But the most notable system was that to which the cabalists gave the name of gematria, apparently a Hebrew way of writing the Greek yeufierpia, by which they designate the art of discovering the hidden meaning of words by means of their numerical value. Each Hebrew letter, besides its alphabetical character, is a numeral. Aleph, the first letter of the Hebrew alphabet, stands for 1, or with a line over it for 1,000. In the first and last verses of the Bible aleph occurs six times, thereby showing, according to the cabalists, that the duration of the world is to be 6,000 years. This principle came to be developed so that any word might be explained by any other word or phrase the letters of which contain the same numerical value.
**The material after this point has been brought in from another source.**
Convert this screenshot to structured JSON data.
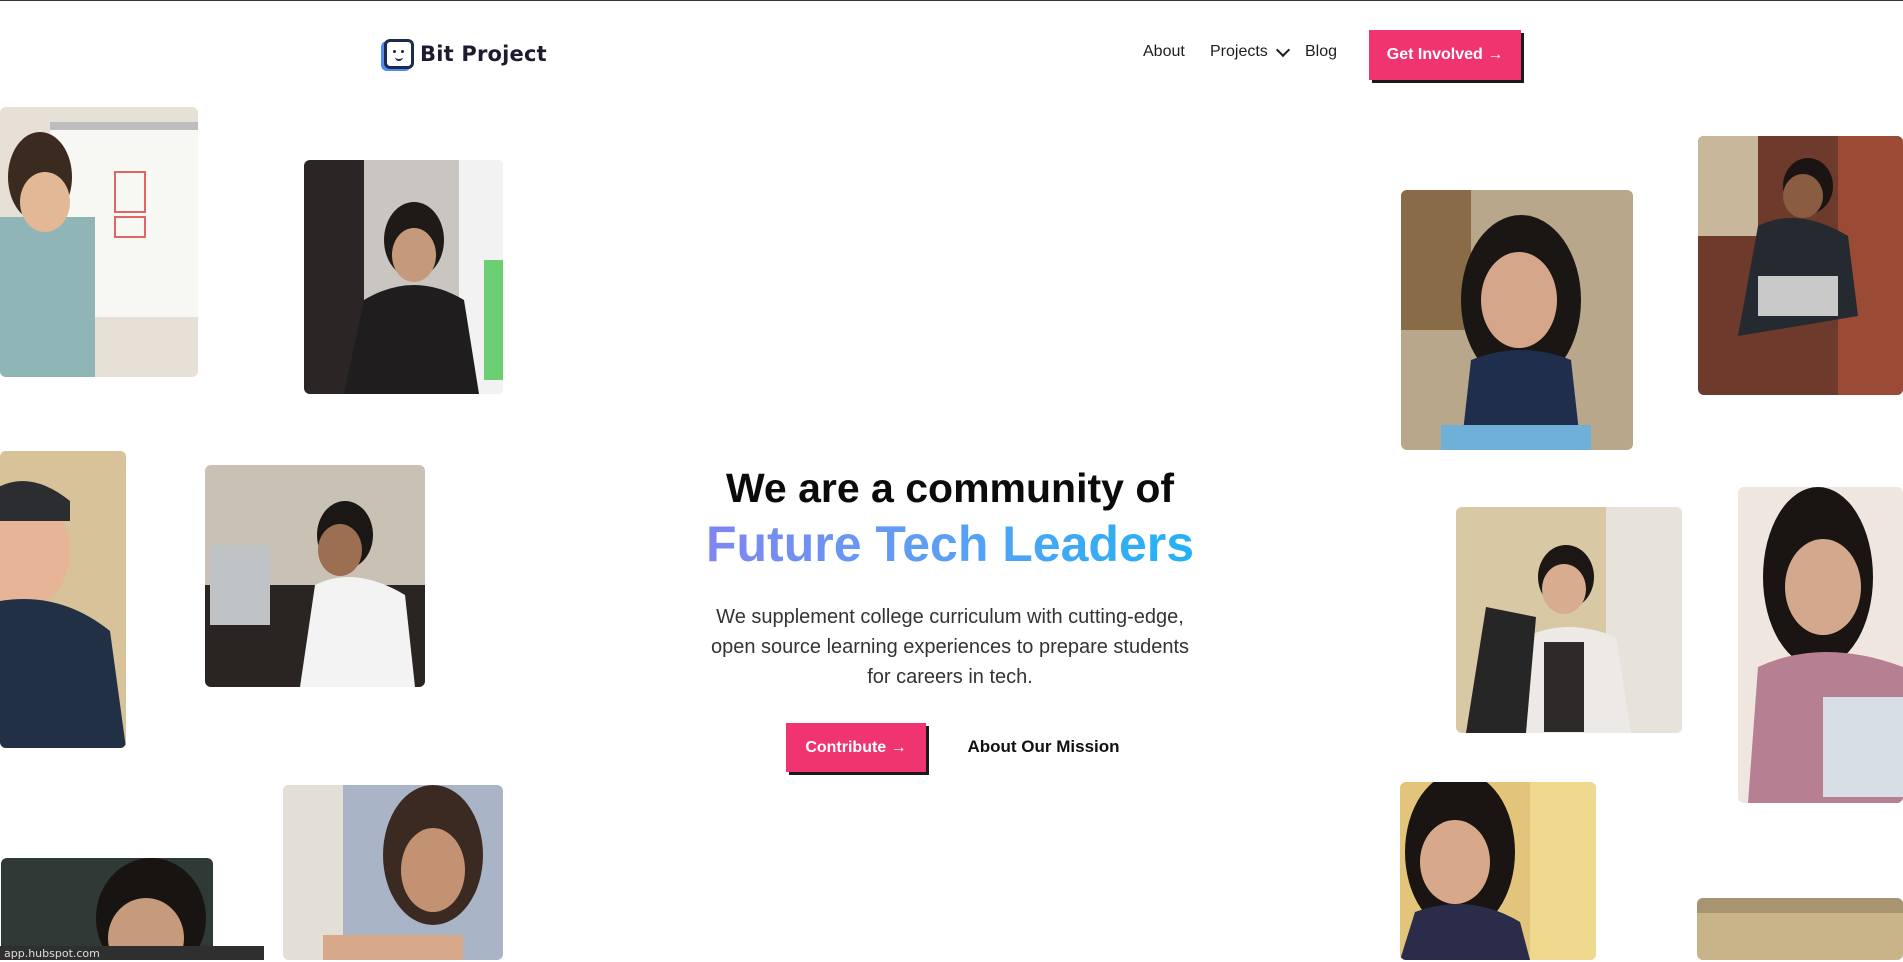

Thus the numerical value of bereshith, "in the beginning," the first word of Genesis, is 913; there is also the numerical value of the phrase battorah yatzar, "by the law he formed," that is, the world; which shows that the law existed before creation, and the latter was accomplished through the former.
The next word, bara, "he created," has the numerical value of 203; add this to the first word, and the sum is 1,116, which is also the numerical value of the phrase, berosh hashshanah nibra, "in the beginning of the year it was created;" showing that the creation of the world took place in the beginning of the Hebrew year. Another cabalistic formula was called notarion, "extraction," from the Latin notare. It consisted in taking some leading word of the Scriptures, and making each successive letter the initial of a new word, all of which, in order, should form an intelligible sentence. - The literature of the Cabala is considerable. Among the earliest commentators of the Sepher Yetzirah is the philosopher Saadiah Gaon, who flourished in Babylonia in the 10th century, and was followed by many other distinguished writers in Asia, Africa, and Spain. In later times Provence, Germany, Italy, Turkey, and Poland became successively the seats of cabalistic lore. (See Hebrews).